DATASET ENTRIES: Begin
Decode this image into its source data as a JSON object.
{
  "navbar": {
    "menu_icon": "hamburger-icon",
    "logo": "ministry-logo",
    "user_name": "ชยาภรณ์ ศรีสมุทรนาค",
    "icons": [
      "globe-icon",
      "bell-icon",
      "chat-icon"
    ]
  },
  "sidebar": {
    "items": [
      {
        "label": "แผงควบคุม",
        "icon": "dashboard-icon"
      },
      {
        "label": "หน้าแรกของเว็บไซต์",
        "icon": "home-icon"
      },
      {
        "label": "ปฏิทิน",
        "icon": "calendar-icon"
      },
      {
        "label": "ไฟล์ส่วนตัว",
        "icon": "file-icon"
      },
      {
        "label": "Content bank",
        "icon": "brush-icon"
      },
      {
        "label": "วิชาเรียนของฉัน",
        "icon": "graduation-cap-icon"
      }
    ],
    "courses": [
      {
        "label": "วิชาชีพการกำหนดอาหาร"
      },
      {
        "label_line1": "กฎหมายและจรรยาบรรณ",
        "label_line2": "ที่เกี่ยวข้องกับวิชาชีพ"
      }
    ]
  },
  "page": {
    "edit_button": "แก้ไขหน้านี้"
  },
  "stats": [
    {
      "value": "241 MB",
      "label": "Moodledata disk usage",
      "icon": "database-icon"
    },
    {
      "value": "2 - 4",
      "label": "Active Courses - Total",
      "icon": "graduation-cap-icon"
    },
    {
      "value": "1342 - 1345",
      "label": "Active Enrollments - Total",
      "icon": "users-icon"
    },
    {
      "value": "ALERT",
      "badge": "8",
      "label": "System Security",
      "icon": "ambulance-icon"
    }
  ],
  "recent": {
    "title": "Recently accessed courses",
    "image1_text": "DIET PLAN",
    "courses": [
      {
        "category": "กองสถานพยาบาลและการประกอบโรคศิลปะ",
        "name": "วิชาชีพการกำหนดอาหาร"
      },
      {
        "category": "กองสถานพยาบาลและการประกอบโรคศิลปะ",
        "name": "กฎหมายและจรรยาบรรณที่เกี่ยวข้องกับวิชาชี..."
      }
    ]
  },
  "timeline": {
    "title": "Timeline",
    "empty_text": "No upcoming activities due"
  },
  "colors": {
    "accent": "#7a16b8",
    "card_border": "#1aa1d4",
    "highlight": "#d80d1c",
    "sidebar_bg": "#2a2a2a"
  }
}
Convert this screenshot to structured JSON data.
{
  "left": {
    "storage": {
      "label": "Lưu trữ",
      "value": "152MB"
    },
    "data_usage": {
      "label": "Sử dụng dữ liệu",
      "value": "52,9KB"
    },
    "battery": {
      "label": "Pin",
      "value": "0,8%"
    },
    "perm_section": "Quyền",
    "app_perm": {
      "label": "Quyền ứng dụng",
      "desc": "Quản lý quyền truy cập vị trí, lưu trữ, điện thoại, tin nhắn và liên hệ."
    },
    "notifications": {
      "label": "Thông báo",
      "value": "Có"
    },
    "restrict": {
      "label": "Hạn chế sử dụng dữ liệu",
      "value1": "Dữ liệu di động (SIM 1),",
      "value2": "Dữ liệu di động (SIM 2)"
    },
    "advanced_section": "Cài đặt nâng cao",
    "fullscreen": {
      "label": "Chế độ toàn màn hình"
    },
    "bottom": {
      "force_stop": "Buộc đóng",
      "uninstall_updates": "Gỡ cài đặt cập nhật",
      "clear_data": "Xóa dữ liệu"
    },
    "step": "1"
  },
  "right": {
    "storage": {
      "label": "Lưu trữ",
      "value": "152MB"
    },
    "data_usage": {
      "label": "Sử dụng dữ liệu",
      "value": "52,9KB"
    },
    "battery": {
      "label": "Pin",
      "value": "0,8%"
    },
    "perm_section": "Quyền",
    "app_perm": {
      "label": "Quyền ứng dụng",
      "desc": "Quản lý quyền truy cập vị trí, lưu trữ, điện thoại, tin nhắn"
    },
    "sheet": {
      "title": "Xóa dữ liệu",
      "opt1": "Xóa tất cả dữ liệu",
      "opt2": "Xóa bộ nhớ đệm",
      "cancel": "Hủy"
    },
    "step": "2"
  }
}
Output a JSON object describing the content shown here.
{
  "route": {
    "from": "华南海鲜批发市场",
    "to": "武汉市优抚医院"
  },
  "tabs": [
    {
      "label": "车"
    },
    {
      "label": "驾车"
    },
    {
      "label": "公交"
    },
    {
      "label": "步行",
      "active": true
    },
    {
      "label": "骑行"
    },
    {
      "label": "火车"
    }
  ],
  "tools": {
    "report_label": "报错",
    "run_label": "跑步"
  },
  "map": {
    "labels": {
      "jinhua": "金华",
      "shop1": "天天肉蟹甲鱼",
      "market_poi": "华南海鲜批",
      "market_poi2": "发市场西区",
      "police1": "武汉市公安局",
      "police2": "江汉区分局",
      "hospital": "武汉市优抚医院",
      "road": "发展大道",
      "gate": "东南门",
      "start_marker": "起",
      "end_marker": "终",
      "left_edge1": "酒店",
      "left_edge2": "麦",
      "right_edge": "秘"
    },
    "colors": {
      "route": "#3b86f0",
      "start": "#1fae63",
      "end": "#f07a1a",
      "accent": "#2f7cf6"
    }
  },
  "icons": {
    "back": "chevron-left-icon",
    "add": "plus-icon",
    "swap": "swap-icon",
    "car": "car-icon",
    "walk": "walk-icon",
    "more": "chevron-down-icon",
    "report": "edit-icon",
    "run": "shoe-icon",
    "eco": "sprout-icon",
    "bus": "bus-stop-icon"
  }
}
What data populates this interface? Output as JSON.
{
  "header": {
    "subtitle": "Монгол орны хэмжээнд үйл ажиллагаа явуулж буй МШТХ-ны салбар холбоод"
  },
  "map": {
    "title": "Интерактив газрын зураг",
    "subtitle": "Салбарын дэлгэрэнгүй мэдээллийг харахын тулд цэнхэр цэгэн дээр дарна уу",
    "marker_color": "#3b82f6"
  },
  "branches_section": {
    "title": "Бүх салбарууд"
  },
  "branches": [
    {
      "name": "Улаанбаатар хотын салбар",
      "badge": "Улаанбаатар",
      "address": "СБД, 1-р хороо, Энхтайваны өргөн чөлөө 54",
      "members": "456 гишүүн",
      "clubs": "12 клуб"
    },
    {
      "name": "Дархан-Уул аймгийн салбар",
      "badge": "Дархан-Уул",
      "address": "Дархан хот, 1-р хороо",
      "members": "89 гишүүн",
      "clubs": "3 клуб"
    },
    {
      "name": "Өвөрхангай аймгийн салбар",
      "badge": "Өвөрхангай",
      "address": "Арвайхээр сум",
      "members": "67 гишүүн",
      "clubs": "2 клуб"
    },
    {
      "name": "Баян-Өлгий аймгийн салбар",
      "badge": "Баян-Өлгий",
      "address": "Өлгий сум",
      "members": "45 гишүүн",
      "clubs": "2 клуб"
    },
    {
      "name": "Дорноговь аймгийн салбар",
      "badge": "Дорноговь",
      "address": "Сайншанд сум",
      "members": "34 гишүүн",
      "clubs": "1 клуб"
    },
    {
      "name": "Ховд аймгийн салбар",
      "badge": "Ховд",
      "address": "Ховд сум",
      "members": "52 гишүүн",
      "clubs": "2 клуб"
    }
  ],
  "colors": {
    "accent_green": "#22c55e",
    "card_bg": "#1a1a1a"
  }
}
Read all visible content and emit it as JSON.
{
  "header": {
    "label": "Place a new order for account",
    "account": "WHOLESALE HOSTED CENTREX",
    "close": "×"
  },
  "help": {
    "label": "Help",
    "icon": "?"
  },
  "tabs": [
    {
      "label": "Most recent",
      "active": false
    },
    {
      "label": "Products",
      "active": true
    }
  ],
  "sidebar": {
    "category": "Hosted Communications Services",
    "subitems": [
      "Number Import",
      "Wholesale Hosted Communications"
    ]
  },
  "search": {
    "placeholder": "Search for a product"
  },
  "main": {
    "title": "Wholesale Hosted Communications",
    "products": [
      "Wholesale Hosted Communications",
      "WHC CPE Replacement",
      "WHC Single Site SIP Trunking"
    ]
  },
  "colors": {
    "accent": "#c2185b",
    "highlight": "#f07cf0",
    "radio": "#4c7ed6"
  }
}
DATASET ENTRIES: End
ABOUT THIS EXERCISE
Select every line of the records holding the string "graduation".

SOLUTION FOR THIS EXERCISE
        "icon": "graduation-cap-icon"
      "icon": "graduation-cap-icon"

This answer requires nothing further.